You may be told that the word 'please' doesn't exist in Icelandic, it does (vinsamlegast) - but it's very formal and is not commonly used. Instead we have several different polite sayings depending on the occasion. When sitting down for dinner people say 'Gjörðu svo vel' ('do so well' - basically 'bon appetit'), after dinner you thank the host for the meal or for yourself ('Takk fyrir matinn/Takk fyrir mig' - 'thank you for the food/Thank you for [taking care of] me') and hear 'Verði þér að góðu' ('may it be good for you') in return.
These are sayings that I feel are lacking in the English language for example. My personal favourite is when you see someone you've met before and had a pleasant last encounter with, then you can say 'thank you for last time' - 'Takk fyrir síðast'.
So the 'rudeness' of Icelanders is largely due to language barriers but also because Icelanders don't like to beat around the bush.
I consider this ‘rudeness’ or 'straightforwardness' to be a virtue and not a flaw, people want to get things done quickly and without beating around the bush (still with a smile on your face!) and in return you’ll get honest and effective results.
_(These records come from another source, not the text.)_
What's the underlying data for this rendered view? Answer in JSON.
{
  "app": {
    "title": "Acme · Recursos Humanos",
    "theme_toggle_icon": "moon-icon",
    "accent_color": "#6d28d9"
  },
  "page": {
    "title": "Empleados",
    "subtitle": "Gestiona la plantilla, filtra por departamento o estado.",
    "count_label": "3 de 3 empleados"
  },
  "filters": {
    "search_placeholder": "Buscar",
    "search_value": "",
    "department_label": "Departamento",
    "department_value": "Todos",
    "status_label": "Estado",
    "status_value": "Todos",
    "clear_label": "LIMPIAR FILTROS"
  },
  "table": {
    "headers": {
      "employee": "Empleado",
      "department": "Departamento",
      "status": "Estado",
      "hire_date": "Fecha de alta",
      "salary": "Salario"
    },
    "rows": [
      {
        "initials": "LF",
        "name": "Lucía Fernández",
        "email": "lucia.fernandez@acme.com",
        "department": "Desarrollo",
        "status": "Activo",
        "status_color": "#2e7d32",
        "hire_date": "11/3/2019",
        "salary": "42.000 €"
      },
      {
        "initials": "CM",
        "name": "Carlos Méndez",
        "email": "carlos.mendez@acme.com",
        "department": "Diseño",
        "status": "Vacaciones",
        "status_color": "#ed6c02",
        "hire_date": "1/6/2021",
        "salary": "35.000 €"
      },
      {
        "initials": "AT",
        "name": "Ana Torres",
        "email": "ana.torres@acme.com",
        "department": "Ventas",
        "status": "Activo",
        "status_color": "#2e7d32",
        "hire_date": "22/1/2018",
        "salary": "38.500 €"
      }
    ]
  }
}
But be prepared for people being blunt, if an Icelander doesn’t like you – you will know about it. And if an Icelander does like you and invites you round for dinner, then it is with all honesty and no falseness and you should take them up on their offer!
(Photo credit: Myspace)
Iceland has a very small population, a total of 320 thousand people. Therefore ‘everyone knows everyone’. Everyone is also related to everyone.
If you ask an Icelander if they have met Björk, they probably answer that their brother was in her class or that she is their cousin or their best friend is her son. Everyone has met the president or the former president or the first lady – and probably even had coffee with one of them.
The same thing goes for any ‘celebrity’ to come out of Iceland. I say ‘celebrity’ within quote marks because Icelanders don’t really consider Icelandic ‘celebrities’ to be real celebrities. Possibly because we know all of them personally. If you make friends with two different groups of friends – it is quite likely that people within either group will know someone from the other group (depending on age and location obviously). When meeting someone new, most opening sentences revolve about finding out who you know in common.
Fashion, Art and Music in Iceland
Lastly, I have to mention the fashion and art scene in Iceland. Icelanders are very fashionable and a creative bunch. Everyone continuously tries to stick out in some way, seeing as the country is small and people tend to look similar and there are waves of big fashion trends.
That means you're bound to bump into some people wearing a pretty kooky attire. And that's normal. Art, theatre, dance, music and perhaps especially literature are highly regarded and Iceland is the home to an endless amount of talented musicians, artists and authors.
I could go on and on… Also check out my list of ‘The 10 Weirdest Things About Icelanders’. What am I missing? :)